Some days ago I have assigned papers to my PC in ESA Track A. I tried to use automatic assignment in EasyChair and this was a rather disappointing experience. Just by running it I understood why some assignments I got as a PC member in previous conferences were so bad - they bad without any good reason. Let me explain what happened this time.
I clicked the automatic assignment button and I got a very unfair assignment. EasyChair wanted to punish 3 of my PC members by giving them 11, 12 and 15 papers from their No list. In EasyChair one can bid Yes, Maybe and No on papers. I found this rather absurd as 15 paper was more than half of the total review load. The question is: Does this poor guy need to get so many Nos in optimal assignment? The short intuitive answer is: most probably no, as there is a lot of freedom in each maximal size matching (by Gallai-Edmonds decomposition).
Hence, in 2 hours I coded my own assignment procedure. I assumed that in the assignment:
- first, I want to maximize the number of papers assigned to Maybes and Yeses,
- second, under the first assumption, I want to maximize the number of papers assigned Yeses.
This can be formalized as a maximum-cost maximum-flow problem:
- connect the source vertex with each PC member with a zero cost edge of capacity equal to review load,
- connect each PC member with each paper with edges of capacity 1 and cost 0 for No, 10000 for Maybe and 10001 for Yes.
- connect each paper with the sink with edge of cost 0 and capacity 3.
I executed it and I got assignment with the same number of Nos - 80 and Maybes -100 as EasyChair. And of course, it was not much more fair than the one given by EasyChair. If you always wondered how EasyChair computes the assignment this is the way. Essentially, there is no reason for this to be fair in any sense. One is optimizing global cost, so it should be clear that locally it can be bad, e.g., some PC members will get bad assignments without any good reason. It can be even worse as one can be getting many Nos due to the execution order of procedure, as there is always a lot of freedom in the optimal matching. It can happen that even if you bid on almost everything you will get all the Nos if all people bid No on the same papers.
There is a solution here - I added third assumption to my procedure:
- zero, no PC member can get more than X Nos, where X is a parameter.
This can be easily incorporated into the max-flow problem. One just needs to split a vertex representing each PC member into three vertices: PC_0, PC_No and PC_NotNo. The maximum-cost maximum-flow problem becomes:
- connect the source vertex with all PC_0 vertices with a zero cost edge of capacity equal to review load,
- connect PC_0 to PC_No with zero cost edge of capacity X,
- connect PC_0 to PC_NotNo with zero cost edge of capacity equal to review load,
- connect PC_No with edges of cost 0 to all papers with No,
- connect PC_NotNo with each paper with edges of capacity 1 and cost 10001 for Maybe and 10001 for Yes.

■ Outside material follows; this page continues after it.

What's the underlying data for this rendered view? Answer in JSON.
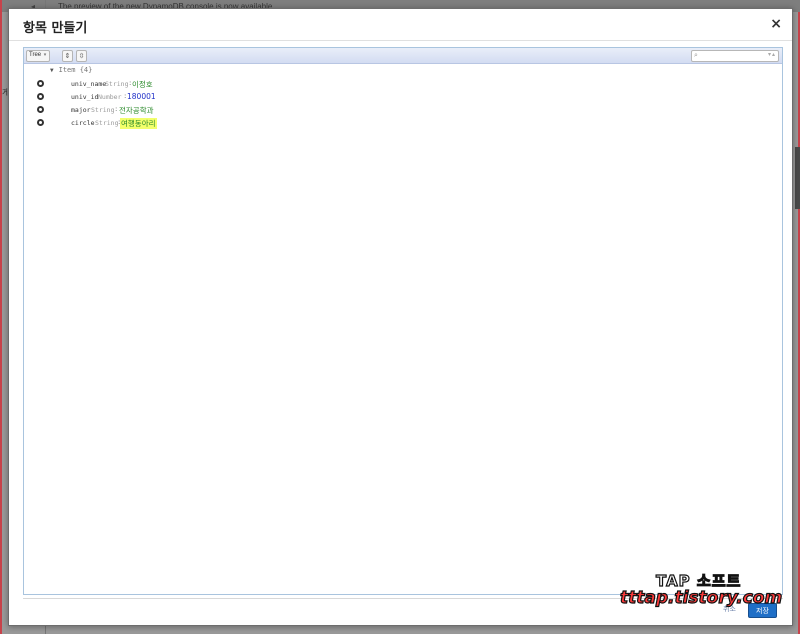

- connect each paper with sink with edge of cost 0 and capacity 3.
I executed it - the table below shows the number of Maybes in the assignment in dependence on the parameter X.
One striking thing is that there exists an optimal assignment where the poor guy that was getting 15 Nos is getting only 11 Nos. Essentially, there was no reason for giving 15 Nos to this PC member! This probably already happened to many of you ;). I the final assignment I went for X=4 as this actually meant that almost everyone gets 3 Nos and only 2 PC members get 4 Nos. This much fairer assignment costed only 20 Maybes in the quality, what I found a fair cost of being fairer.